Instead, French and British leaders decided that any German attack would have to come through northern Belgium, since the Maginot Line was invincible and armor could not get through the rugged terrain of the Ardennes in Luxembourg and southern Belgium. Plans were made to counterattack through Belgium whenever the Germans decided to come calling. The Allied generals thought the Germans would merely modify their swing through Belgium which had nearly defeated the French and British armies in 1914. So, the Allies waited, content to let Germany decide when to attack. The German generals were incredulous. Once again, Hitler had pulled off the impossible; his intuition seemed infallible and opposition to him faded. The Hitler mystique grew. This would have terrible consequences for Germans and non-Germans alike when his intuition failed.

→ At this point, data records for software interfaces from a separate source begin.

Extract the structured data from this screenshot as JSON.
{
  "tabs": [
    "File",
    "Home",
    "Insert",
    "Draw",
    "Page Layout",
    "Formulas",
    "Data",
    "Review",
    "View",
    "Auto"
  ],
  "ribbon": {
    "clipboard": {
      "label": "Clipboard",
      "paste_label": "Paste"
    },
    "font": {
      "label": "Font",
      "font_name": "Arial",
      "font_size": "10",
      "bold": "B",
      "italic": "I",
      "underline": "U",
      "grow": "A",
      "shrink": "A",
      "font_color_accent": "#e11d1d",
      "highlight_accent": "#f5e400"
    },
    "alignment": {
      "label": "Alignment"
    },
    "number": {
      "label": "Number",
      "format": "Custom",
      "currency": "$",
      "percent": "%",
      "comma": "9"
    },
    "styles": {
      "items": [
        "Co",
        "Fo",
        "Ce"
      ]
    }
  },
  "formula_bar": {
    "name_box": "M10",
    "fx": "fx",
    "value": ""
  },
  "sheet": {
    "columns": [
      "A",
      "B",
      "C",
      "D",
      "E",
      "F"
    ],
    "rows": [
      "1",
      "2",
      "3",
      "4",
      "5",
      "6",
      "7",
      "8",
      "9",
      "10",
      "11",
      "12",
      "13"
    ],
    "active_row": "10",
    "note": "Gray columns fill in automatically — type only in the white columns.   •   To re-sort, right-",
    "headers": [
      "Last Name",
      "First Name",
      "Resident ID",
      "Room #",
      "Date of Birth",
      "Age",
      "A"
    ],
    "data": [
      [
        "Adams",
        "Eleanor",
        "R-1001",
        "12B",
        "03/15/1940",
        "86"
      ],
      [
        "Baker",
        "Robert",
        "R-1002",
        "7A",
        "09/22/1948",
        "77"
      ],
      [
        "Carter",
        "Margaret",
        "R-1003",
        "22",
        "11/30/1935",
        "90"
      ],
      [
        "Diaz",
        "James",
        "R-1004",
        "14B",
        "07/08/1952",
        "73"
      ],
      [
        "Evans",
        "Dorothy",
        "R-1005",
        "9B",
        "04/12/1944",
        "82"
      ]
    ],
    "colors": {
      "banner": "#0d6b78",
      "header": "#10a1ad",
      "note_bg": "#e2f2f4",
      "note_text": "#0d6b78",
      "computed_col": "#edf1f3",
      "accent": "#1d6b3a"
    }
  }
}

Still Waiting for the Germans
Don't Poke the Beast
It seemed the Allies were afraid to provoke the Germans, as crazy as that sounds, even after having declared war against Hitler. When a British politician suggested fire-bombing the ammunition dumps hidden in Germany's Black Forest, he was reproached by a cabinet minister who stated that the forest was private property and, therefore, could not be bombed.
Secret negotiations continued with small groups of German conspirators, in hopes that the German onslaught could be avoided if Hitler was removed from the picture. This came to nothing as Hitler's successes grew. Fear of German air raids on cities also played a factor. The British sent bombers over Germany, but mostly to drop tons and tons of propaganda leaflets, each one a “Note to The German People” exposing the evils of Nazism. The Germans took note of this and realized they needed more anti-aircraft batteries.
The War at Sea
Although the generals' armies in the west languished, the Germans and British were at least fighting on the seas as German submarines attacked convoys and the British Navy hunted the U-Boats. In September, a German U-Boat sank the aircraft carrier Courageous with a loss of more than 500 men. In October, another U-Boat managed to sneak into the British naval base at Scapa Flow and sink the British battleship HMS Royal Oak. In December, the German pocket battleship Graf Spee, which had been raiding commercial shipping in the Atlantic, was attacked by three British light cruisers. Rather than face what he was misled into believing was a large British fleet, the captain of the Graf Spee scuttled her.
Some Kept Busy
During the Sitzkrieg, the Germans consolidated their gains in Poland and the Soviets invaded their share of that hapless country. In November, the Russians attacked Finland, who surprised the world by holding off the giant bear all by themselves for months, but eventually had to sue for peace when no help came from the Allies. In April, 1940 Germany invaded Denmark and Norway and, though the British Navy landed Allied troops in northern Norway and fought enemy warships along the Norwegian coast, the Germans soon controlled the populous southern part of the country.
Here Come the Germans
The Wait is Over
Meanwhile, the Allied generals in France continued to wait.
On May 10, 1940, the waiting ended when the Germans invaded the Low Countries-- Belgium, the Netherlands and Luxembourg-- on their way to France. On that same day, British Prime Minister Neville Chamberlain and one of the architects of the Sitzkrieg resigned and the King asked Winston Churchill to form a new government.
After eight months of inactivity, the Allied armies stirred themselves and pushed forward into Belgium to meet the Germans who had finally fallen into their trap. The Sitzkrieg had ended. It was only when German troops and armored columns punched through the impassable Ardennes and rolled up behind them, that the Allies realized they were the ones trapped.
© 2011 David Hunt